[Data about app and page elements]
· · · · · · ·
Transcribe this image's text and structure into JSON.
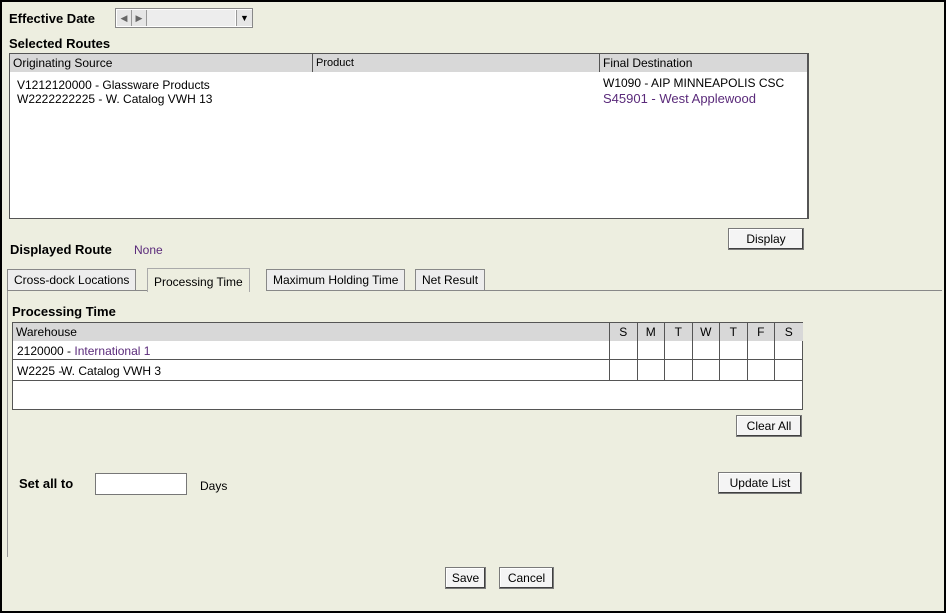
{
  "effective_date": {
    "label": "Effective Date",
    "value": ""
  },
  "selected_routes": {
    "title": "Selected Routes",
    "columns": {
      "originating_source": "Originating Source",
      "product": "Product",
      "final_destination": "Final Destination"
    },
    "rows": [
      {
        "source": "V1212120000 - Glassware Products",
        "destination_code": "W1090 - ",
        "destination_name": "AIP MINNEAPOLIS CSC"
      },
      {
        "source": "W2222222225 - W. Catalog VWH 13",
        "destination_code": "S45901 - ",
        "destination_name": "West Applewood"
      }
    ]
  },
  "displayed_route": {
    "label": "Displayed Route",
    "value": "None"
  },
  "display_button": "Display",
  "tabs": [
    {
      "label": "Cross-dock Locations",
      "active": false
    },
    {
      "label": "Processing Time",
      "active": true
    },
    {
      "label": "Maximum Holding Time",
      "active": false
    },
    {
      "label": "Net Result",
      "active": false
    }
  ],
  "processing_time": {
    "title": "Processing Time",
    "warehouse_header": "Warehouse",
    "days": [
      "S",
      "M",
      "T",
      "W",
      "T",
      "F",
      "S"
    ],
    "rows": [
      {
        "code": "2120000 - ",
        "name": "International 1"
      },
      {
        "code": "W2225 - ",
        "name": "W. Catalog VWH  3"
      }
    ]
  },
  "clear_all_button": "Clear All",
  "set_all": {
    "label": "Set all to",
    "value": "",
    "unit": "Days"
  },
  "update_list_button": "Update List",
  "save_button": "Save",
  "cancel_button": "Cancel"
}
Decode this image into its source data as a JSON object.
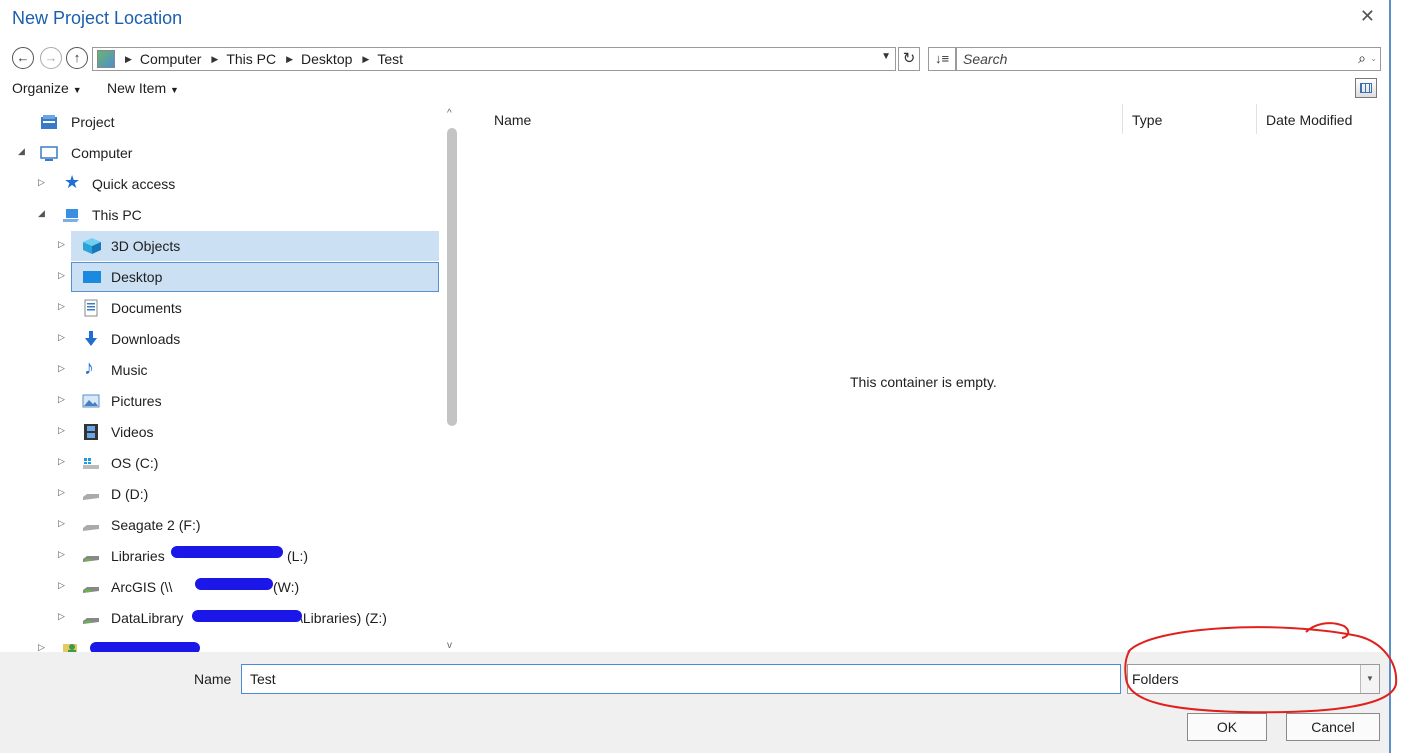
{
  "dialog": {
    "title": "New Project Location",
    "close_glyph": "✕"
  },
  "nav": {
    "back_glyph": "←",
    "forward_glyph": "→",
    "up_glyph": "↑",
    "breadcrumb": [
      "Computer",
      "This PC",
      "Desktop",
      "Test"
    ],
    "dropdown_glyph": "▼",
    "refresh_glyph": "↻",
    "sort_glyph": "↓≡",
    "search_placeholder": "Search",
    "search_glyph": "⌕",
    "search_dd_glyph": "⌄"
  },
  "toolbar": {
    "organize": "Organize",
    "new_item": "New Item",
    "caret": "▼"
  },
  "tree": {
    "items": [
      {
        "label": "Project"
      },
      {
        "label": "Computer"
      },
      {
        "label": "Quick access"
      },
      {
        "label": "This PC"
      },
      {
        "label": "3D Objects"
      },
      {
        "label": "Desktop"
      },
      {
        "label": "Documents"
      },
      {
        "label": "Downloads"
      },
      {
        "label": "Music"
      },
      {
        "label": "Pictures"
      },
      {
        "label": "Videos"
      },
      {
        "label": "OS (C:)"
      },
      {
        "label": "D (D:)"
      },
      {
        "label": "Seagate 2 (F:)"
      },
      {
        "label": "Libraries",
        "suffix": "(L:)"
      },
      {
        "label": "ArcGIS (\\\\",
        "suffix": "(W:)"
      },
      {
        "label": "DataLibrary",
        "suffix": "\\Libraries) (Z:)"
      }
    ]
  },
  "content": {
    "columns": {
      "name": "Name",
      "type": "Type",
      "date": "Date Modified"
    },
    "empty_message": "This container is empty."
  },
  "footer": {
    "name_label": "Name",
    "name_value": "Test",
    "type_value": "Folders",
    "type_dd_glyph": "▼",
    "ok": "OK",
    "cancel": "Cancel"
  },
  "colors": {
    "accent": "#1b5fae",
    "selection": "#cce0f4",
    "annotation": "#e0201c",
    "redaction": "#1a17e8"
  }
}
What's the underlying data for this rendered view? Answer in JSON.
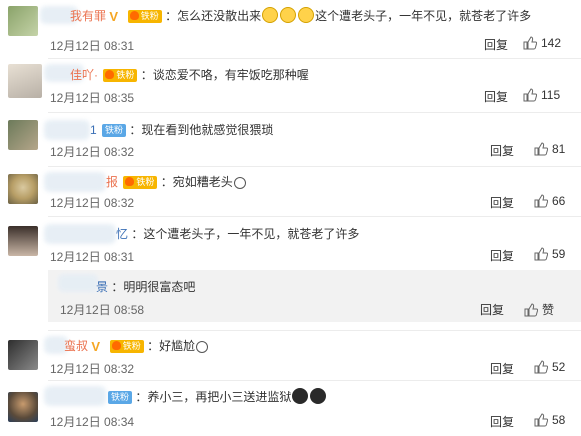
{
  "comments": [
    {
      "name": "我有罪",
      "badges": [
        "v",
        "fan"
      ],
      "text_parts": [
        "：怎么还没散出来",
        "",
        "",
        "",
        "这个遭老头子，一年不见，就苍老了许多"
      ],
      "date": "12月12日 08:31",
      "reply": "回复",
      "likes": "142"
    },
    {
      "name": "佳吖·",
      "badges": [
        "fan"
      ],
      "text": "：谈恋爱不咯，有牢饭吃那种喔",
      "date": "12月12日 08:35",
      "reply": "回复",
      "likes": "115"
    },
    {
      "name": "1",
      "badges": [
        "iron"
      ],
      "text": "：现在看到他就感觉很猥琐",
      "date": "12月12日 08:32",
      "reply": "回复",
      "likes": "81"
    },
    {
      "name": "报",
      "badges": [
        "fan"
      ],
      "text": "：宛如糟老头",
      "date": "12月12日 08:32",
      "reply": "回复",
      "likes": "66"
    },
    {
      "name": "忆",
      "badges": [],
      "text": "：这个遭老头子，一年不见，就苍老了许多",
      "date": "12月12日 08:31",
      "reply": "回复",
      "likes": "59"
    },
    {
      "name": "景",
      "badges": [],
      "text": "：明明很富态吧",
      "date": "12月12日 08:58",
      "reply": "回复",
      "likes": "赞"
    },
    {
      "name": "蛮叔",
      "badges": [
        "v",
        "fan"
      ],
      "text": "：好尴尬",
      "date": "12月12日 08:32",
      "reply": "回复",
      "likes": "52"
    },
    {
      "name": "",
      "badges": [
        "iron"
      ],
      "text": "：养小三，再把小三送进监狱",
      "date": "12月12日 08:34",
      "reply": "回复",
      "likes": "58"
    }
  ],
  "badge_labels": {
    "fan": "铁粉",
    "iron": "铁粉",
    "v": "V"
  },
  "colors": {
    "name": "#eb7350",
    "link": "#3a6fb5",
    "fan": "#f7b500",
    "iron": "#5aa7e6"
  }
}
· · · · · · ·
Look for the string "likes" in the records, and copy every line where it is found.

      "likes": "142"
      "likes": "115"
      "likes": "81"
      "likes": "66"
      "likes": "59"
      "likes": "赞"
      "likes": "52"
      "likes": "58"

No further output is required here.